#### [WHAT YOU NEED TO DO]
Look through the lines below; wherever the word "content" appears, copy that line.

#### [RECORDS SHOWN]
________

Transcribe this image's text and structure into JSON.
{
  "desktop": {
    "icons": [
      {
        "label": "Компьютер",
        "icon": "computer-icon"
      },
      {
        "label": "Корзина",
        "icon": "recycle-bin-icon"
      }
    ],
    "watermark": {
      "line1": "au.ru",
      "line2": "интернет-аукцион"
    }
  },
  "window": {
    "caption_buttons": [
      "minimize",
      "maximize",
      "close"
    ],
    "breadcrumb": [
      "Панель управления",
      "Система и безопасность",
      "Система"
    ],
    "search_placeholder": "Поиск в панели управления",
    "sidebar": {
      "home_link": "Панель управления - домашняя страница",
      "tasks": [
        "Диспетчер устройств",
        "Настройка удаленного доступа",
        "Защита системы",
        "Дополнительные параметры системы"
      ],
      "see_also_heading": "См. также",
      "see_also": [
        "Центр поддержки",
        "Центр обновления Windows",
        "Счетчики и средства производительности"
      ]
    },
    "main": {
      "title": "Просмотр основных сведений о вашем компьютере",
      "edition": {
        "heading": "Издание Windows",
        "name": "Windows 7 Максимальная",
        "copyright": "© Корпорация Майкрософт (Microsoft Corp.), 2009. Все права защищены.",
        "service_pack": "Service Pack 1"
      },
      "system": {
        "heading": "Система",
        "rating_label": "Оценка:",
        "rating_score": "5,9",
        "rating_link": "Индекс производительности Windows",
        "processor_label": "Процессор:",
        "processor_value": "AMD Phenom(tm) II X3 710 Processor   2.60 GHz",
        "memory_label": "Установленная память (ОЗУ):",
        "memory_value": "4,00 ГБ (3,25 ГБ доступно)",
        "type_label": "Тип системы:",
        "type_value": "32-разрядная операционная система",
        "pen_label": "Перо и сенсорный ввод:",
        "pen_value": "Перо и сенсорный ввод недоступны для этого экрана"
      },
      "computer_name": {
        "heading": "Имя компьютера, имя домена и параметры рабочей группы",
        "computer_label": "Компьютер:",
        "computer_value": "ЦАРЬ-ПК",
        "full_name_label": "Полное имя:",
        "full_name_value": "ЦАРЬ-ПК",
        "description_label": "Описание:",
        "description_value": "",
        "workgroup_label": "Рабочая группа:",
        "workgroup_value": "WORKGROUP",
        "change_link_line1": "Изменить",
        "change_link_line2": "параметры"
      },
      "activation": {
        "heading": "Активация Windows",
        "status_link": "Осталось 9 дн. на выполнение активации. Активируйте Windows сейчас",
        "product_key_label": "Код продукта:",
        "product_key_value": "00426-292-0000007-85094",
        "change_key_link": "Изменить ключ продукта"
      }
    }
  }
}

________

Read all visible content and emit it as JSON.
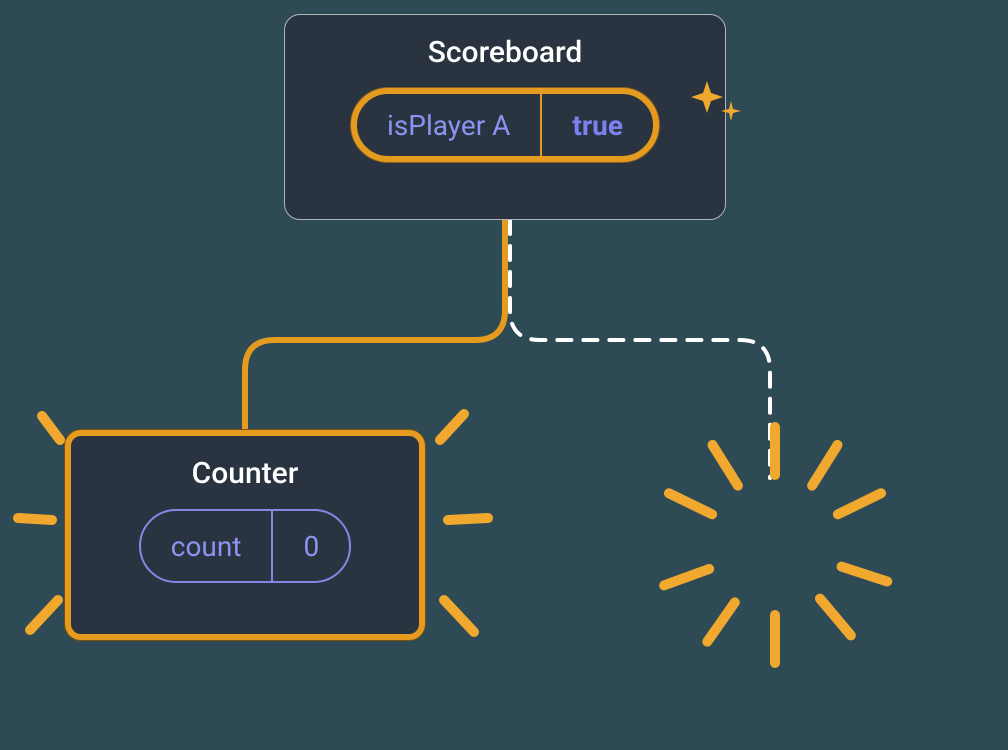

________

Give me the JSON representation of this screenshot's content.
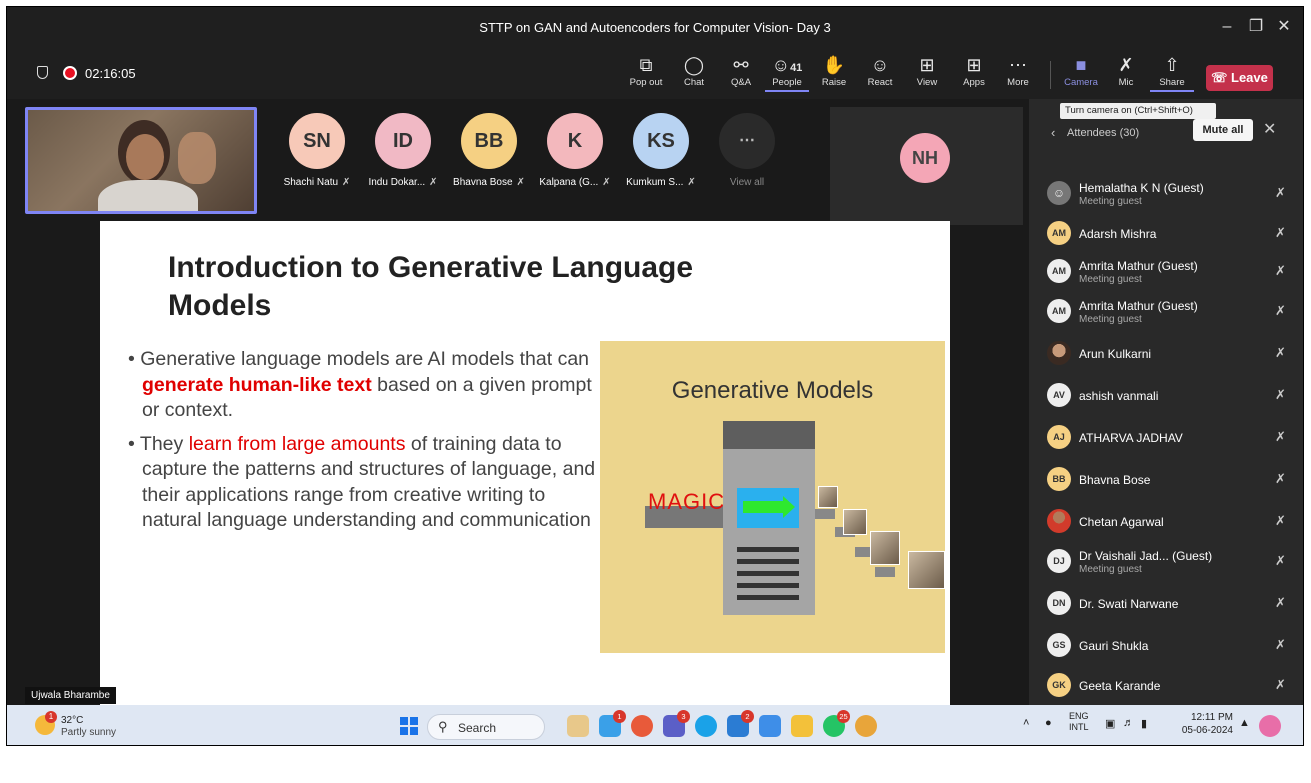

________

#### [SOLUTION TO THE PROBLEM]
Read all visible content and emit it as JSON.
Give me the JSON representation of this screenshot's content.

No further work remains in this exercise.